CT scan preparation takes much longer than the scan itself. CT Scan preparation can take up to 2 hours before you have the scan if your doctor orders it with oral and IV contrast. This is because oral contrast can take about 2 hours to travel through the entire length of the intestinal tract after you start drinking it. But the scan itself takes only minutes.
The need for contrast material depends on what your doctor is looking for, the type of symptoms you may be having and other factors. You should wear comfortable, loose-fitting clothing for your CT scan. You may be given a gown to wear during the procedure. The best thing to wear, most of the time, is a jogging suit or sweats if you're going to have anything below your head scanned. CT scan preparation is casual so a jogging suit with out zippers or sweat suits can sometimes be worn during the scan and you may not have to change into a gown. It depends on the rules of the place where you go to have your CT scan.

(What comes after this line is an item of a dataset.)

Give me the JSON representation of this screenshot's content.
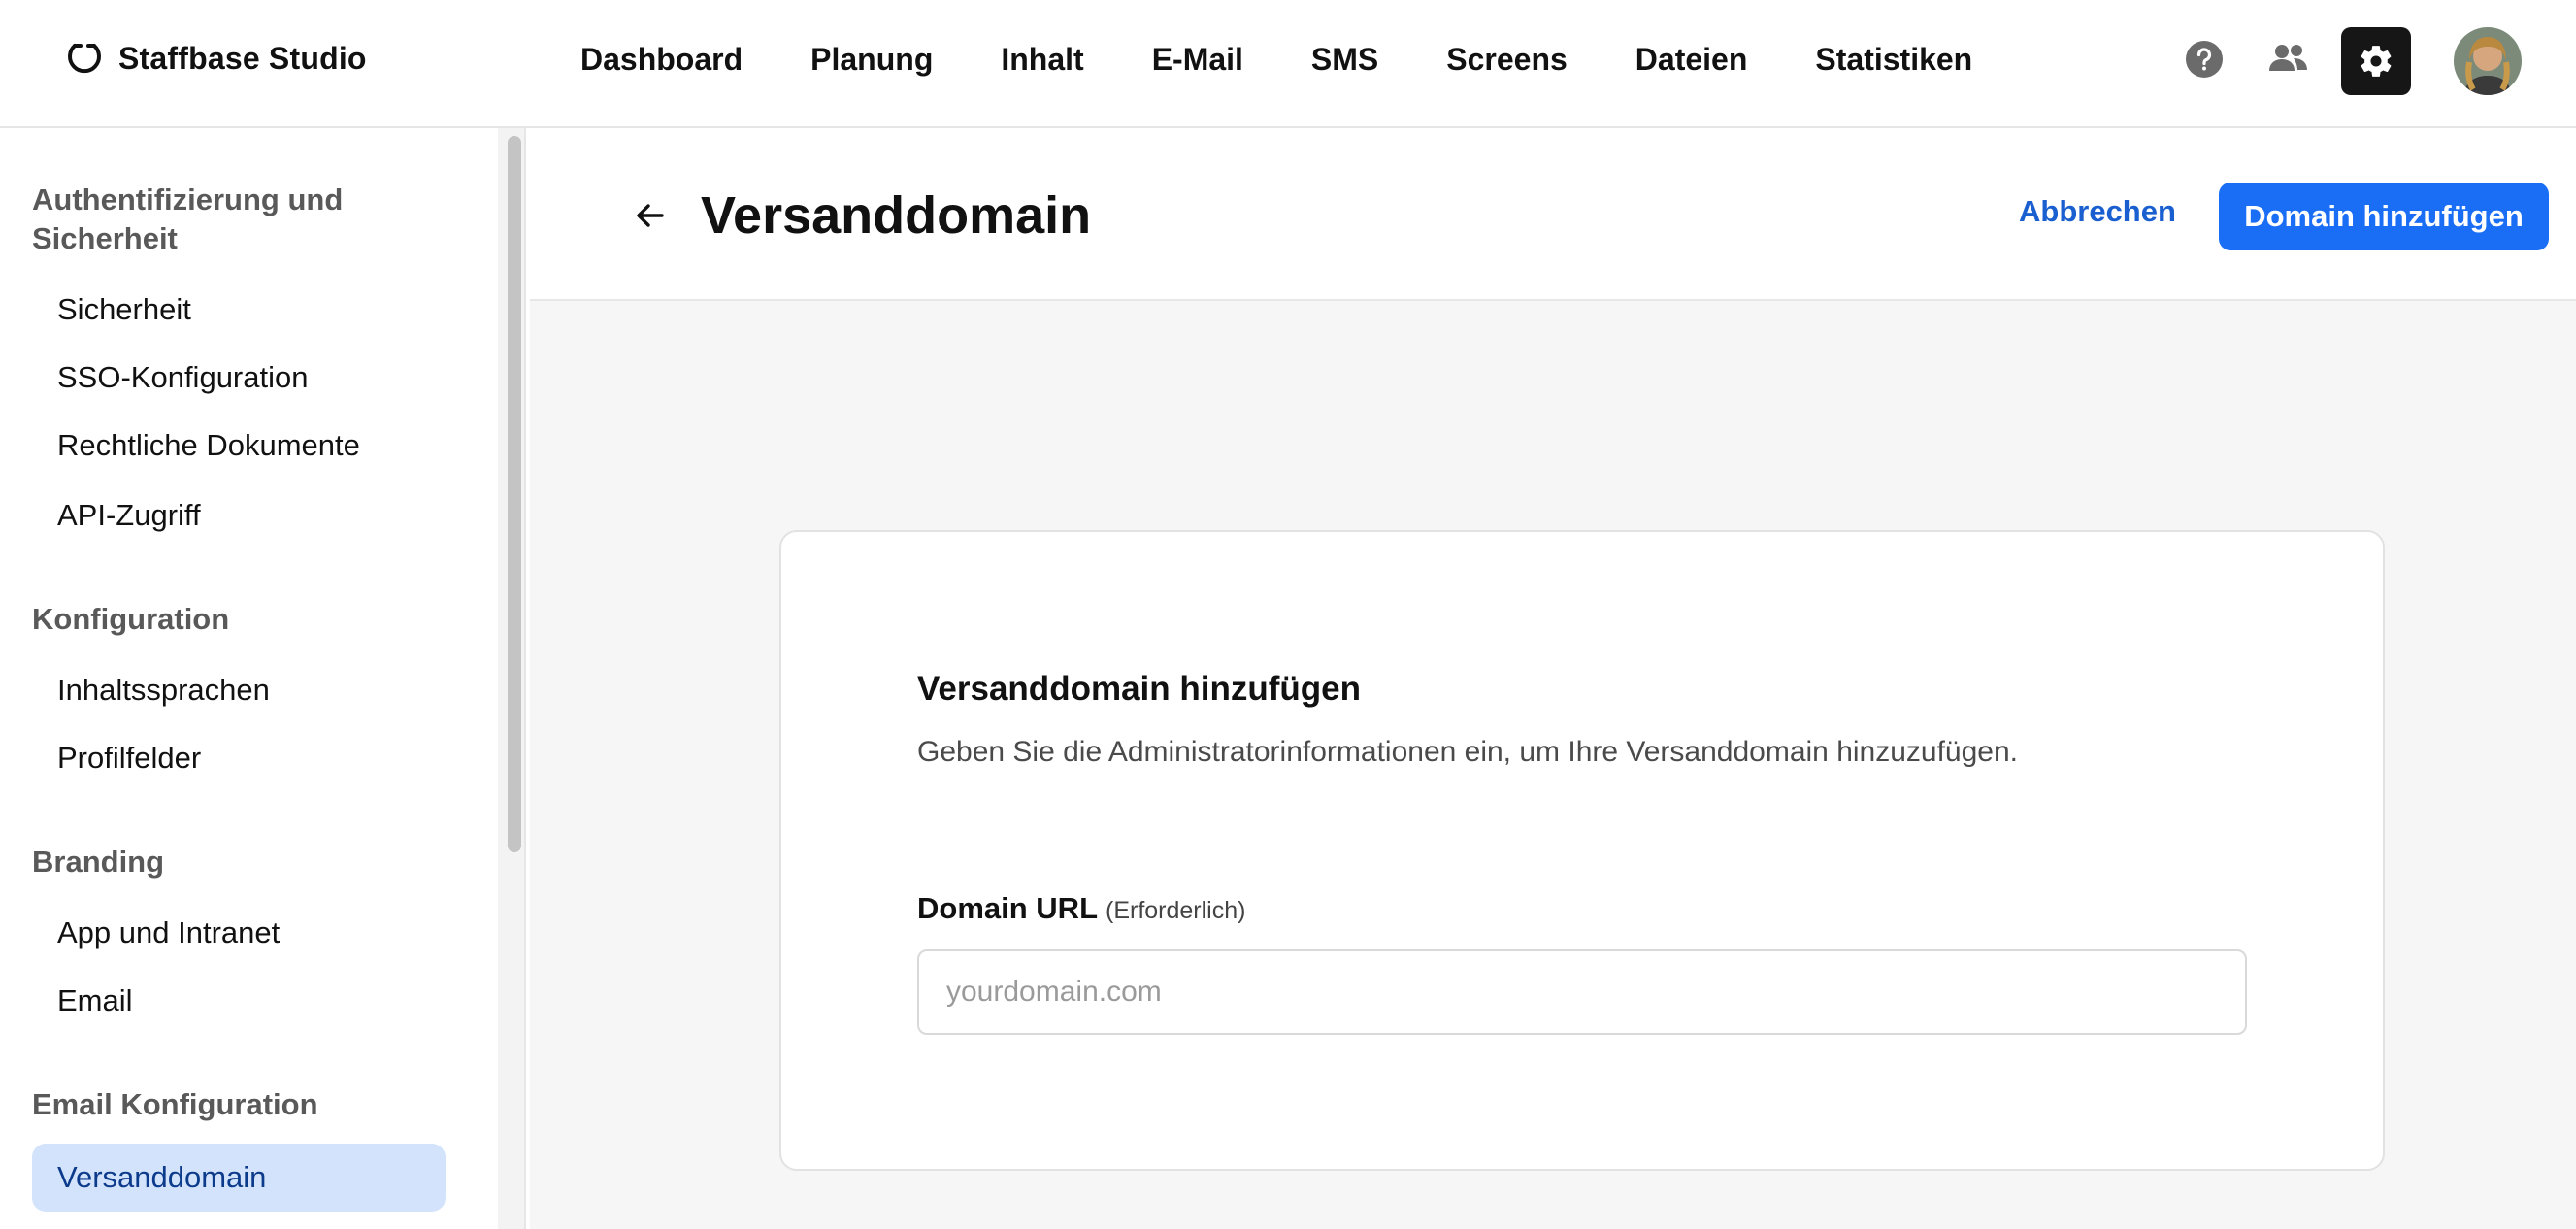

For better CT scan preparation, it's best not to wear jewelry on the body part being scanned. For example, if your brain is being scanned, you shouldn't wear ear rings, hearing aids or nose piercings but rings on your fingers are ok to wear because they're not on the body part that's being scanned. Tongue piercings will have to be removed if your face or sinuses are being scanned. When the ct scan x-ray beam comes in contact with thick jewelry, it causes the x-ray beam to spray out or splash out like water landing on a hard flat rock. The result ruins the images causing white streaks called "streak artifact". It also happens when the x-ray beam hits any fillings you may have in your teeth, but there's nothing that can be done about that.

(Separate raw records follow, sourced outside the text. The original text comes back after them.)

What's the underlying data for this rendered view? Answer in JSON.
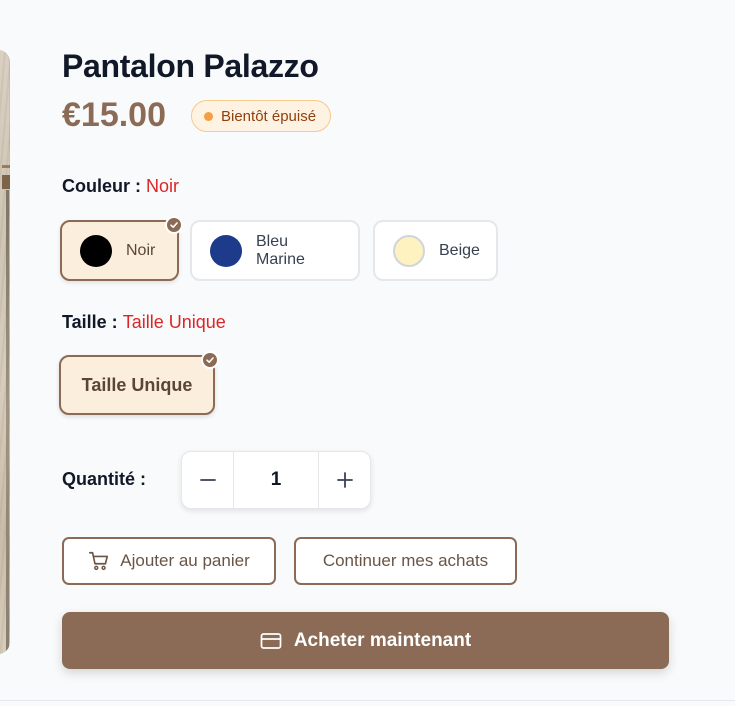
{
  "product": {
    "title": "Pantalon Palazzo",
    "price": "€15.00",
    "stock_badge": "Bientôt épuisé"
  },
  "colors": {
    "label": "Couleur :",
    "selected": "Noir",
    "options": [
      {
        "label": "Noir",
        "hex": "#000000",
        "selected": true
      },
      {
        "label": "Bleu Marine",
        "hex": "#1e3a8a",
        "selected": false
      },
      {
        "label": "Beige",
        "hex": "#fdf2c0",
        "selected": false
      }
    ]
  },
  "sizes": {
    "label": "Taille :",
    "selected": "Taille Unique",
    "options": [
      {
        "label": "Taille Unique",
        "selected": true
      }
    ]
  },
  "quantity": {
    "label": "Quantité :",
    "value": "1"
  },
  "actions": {
    "add_to_cart": "Ajouter au panier",
    "continue_shopping": "Continuer mes achats",
    "buy_now": "Acheter maintenant"
  },
  "icons": {
    "stock": "status-dot-icon",
    "selected": "check-icon",
    "decrease": "minus-icon",
    "increase": "plus-icon",
    "cart": "cart-icon",
    "buy": "credit-card-icon"
  },
  "theme": {
    "accent": "#8b6b56",
    "selected_bg": "#fbeedd",
    "highlight": "#dc2626",
    "badge_bg": "#fef3e2",
    "badge_dot": "#f59e42",
    "badge_text": "#92400e"
  }
}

Metal objects including jewelry, eyeglasses, dentures and hairpins may affect the CT images and should be removed prior to your exam. You may also be asked to remove hearing aids and removable dental work.
Any movement during the scan causes the images to be blurry. It's important that you hold very still while the scanner takes the images.
You may be asked not to eat or drink anything for several hours beforehand, especially if a contrast material will be used in your exam. You should inform your physician of any medications you are taking and if you have any allergies, especially to contrast materials.
Some institutions may have a CT Technologist available to speak with you if you have technical questions, or preparation questions but in most cases, the CT Technologists spend all their time preparing and scanning and aren't able to talk on the phone. Information must come from your physician ordering the test or his office staff.
Women should always inform their physician or technologist if there is any possibility that they are pregnant.
Click on this Safety Page link for more information about pregnancy and x-rays.